Whether you’re developing solo, in pairs, or in a mob, working software means software that is integrated, tested, fully operational, as of a few minutes ago, or as of no more than a few minutes in the future.


The difference here is little more than chronological chunking. Management may only want to ask “how’s progress” monthly. When we report on that monthly cycle, we can wave our hands, say things like “80% done with 90% of functionality designed”, or we can say “Here it is. Here’s the manual”. If we’re really good we might also say “Here are the reports from the three test users at ABC Corp, DEF Corp, and GHI Corp”.

Working software is real. It works. It can be tested. It can be verified.
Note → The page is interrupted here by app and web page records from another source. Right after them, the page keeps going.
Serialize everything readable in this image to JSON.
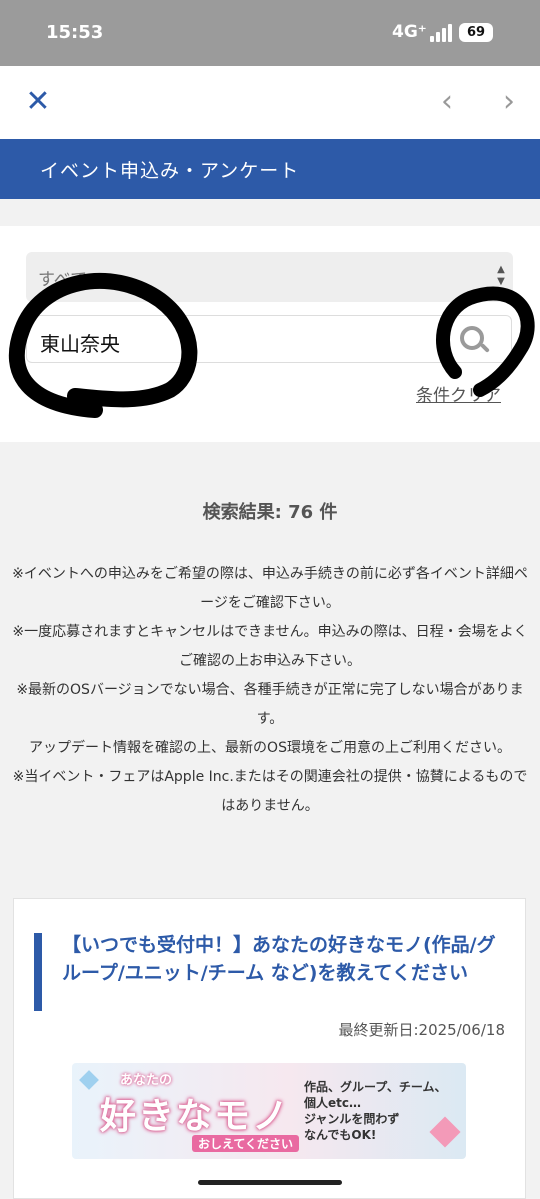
{
  "status_bar": {
    "time": "15:53",
    "network": "4G⁺",
    "battery": "69"
  },
  "nav": {
    "close_icon": "close-icon",
    "back_icon": "chevron-left-icon",
    "forward_icon": "chevron-right-icon"
  },
  "header": {
    "title": "イベント申込み・アンケート"
  },
  "search": {
    "category_value": "すべて",
    "keyword_value": "東山奈央",
    "clear_label": "条件クリア"
  },
  "results": {
    "count_label": "検索結果: 76 件",
    "notes": [
      "※イベントへの申込みをご希望の際は、申込み手続きの前に必ず各イベント詳細ページをご確認下さい。",
      "※一度応募されますとキャンセルはできません。申込みの際は、日程・会場をよくご確認の上お申込み下さい。",
      "※最新のOSバージョンでない場合、各種手続きが正常に完了しない場合があります。",
      "アップデート情報を確認の上、最新のOS環境をご用意の上ご利用ください。",
      "※当イベント・フェアはApple Inc.またはその関連会社の提供・協賛によるものではありません。"
    ]
  },
  "card": {
    "title": "【いつでも受付中！】あなたの好きなモノ(作品/グループ/ユニット/チーム など)を教えてください",
    "updated": "最終更新日:2025/06/18",
    "banner": {
      "small": "あなたの",
      "big": "好きなモノ",
      "sub": "おしえてください",
      "desc": "作品、グループ、チーム、\n個人etc…\nジャンルを問わず\nなんでもOK!"
    }
  },
  "colors": {
    "brand": "#2d5aa8",
    "status_bar": "#9b9b9b"
  }
}
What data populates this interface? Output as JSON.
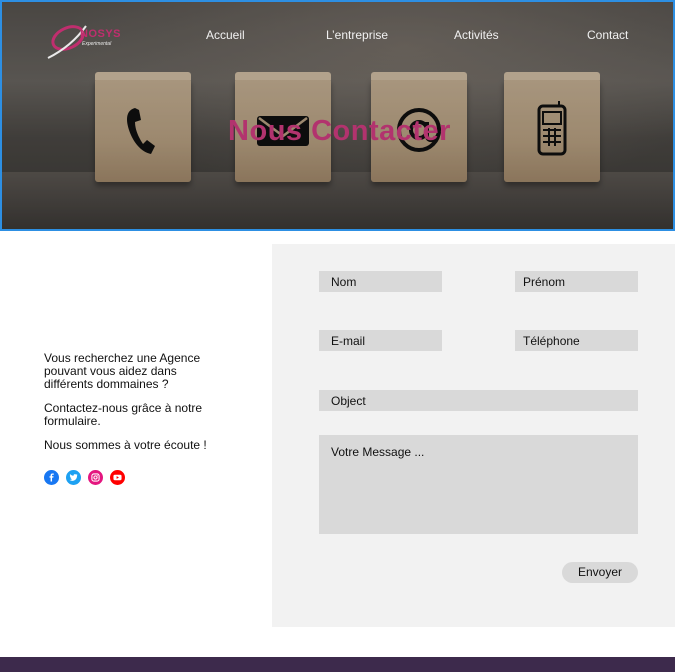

Questions about whether it does X are readily answered with “Yes” or “No”. The less ambiguity there is in our answers—our true answers—the closer to “working software” we are.


During a development cycle, many teams have torn the software apart, broken a few things, left bits lying around the floor. These teams are advised to reassemble the software, back into an operational tested verifiable real product, no less frequently than a week or two. And this is far from ideal.

The teams who are really good at this stuff have a growing, improving version of the software, entirely fit to give to users, all the time. Day by day, hour by hour, even minute by minute, it gets better. Sam and Janet release their new feature at 10:45. The product is better now than it was at 9:30 when Jo and Dave released their feature. Each increment is working, fully ready to be handed to users if we wanted to, and it would be better than whatever they were handed a few minutes before.


The best development style we know today, whether working solo, in pairs, or in a mob, is to pick a very small thing that the system doesn’t as yet do, verify that it doesn’t do it, then make it do that thing, verifying again, and keeping the code at or above our standard of internal quality.

How small should that thing be? Tiny. Smaller than that. No, smaller still.

For me, if I work for more than 20 minutes without a verified working new step, I am almost certainly in trouble. Now, often I go ahead and work for an hour or more, and finally get back to working software. If I were more wise, my code would shout “stand back” and revert every 20 or 30 minutes.1

Software development, my colleagues and I generally find, goes best when we make very small, tested, verified steps from working, quickly through not working, and back to working.

This is not easy to do. It requires practice to build up skill. You can see my attempts in the over 100 articles that now make up my Codea development of the arcade games of Asteroids and Space Invaders. In those articles, you’ll see that I almost always manage to get a visible slice of a feature within the two hours I allot for programming and writing the article. At my best2, you’ll see me get things done in a few minutes.

At my worst, you’ll see me confused, depressed, questioning my existence. You’ll see me revert a whole morning’s work. Then you’ll see me do it again, this time in smaller steps, more nearly working at every moment in time.

And you know what’s best? There are a couple of people out there somewhere who actually read those articles and try the game. There’s nothing better than hearing from them about what works for them, and what isn’t there yet. Software, getting better and better but always working (or nearly so), in the hands of users. Sweet.

Bottom Line

Working software is best when it’s in the hands of its users. Along the way in its creation, we may show it to management monthly, weekly, or on demand. Within the team, we keep it working, and improving, day by day, hour by hour, minute by minute. Working sofware, all the time.

There may be a better measure of progress, but if there is, I don’t know what it is.

  1. Kent Beck devised a scheme he calls T&C|R, meaning “test and commit, or revert”. Whenever he writes a test and the code to make it pass, if the test doesn’t pass, the code is reverted to where he started. I have neither the technology nor the courage to work that way, but it is a fascinating notion. Tiny steps. 

  2. So far.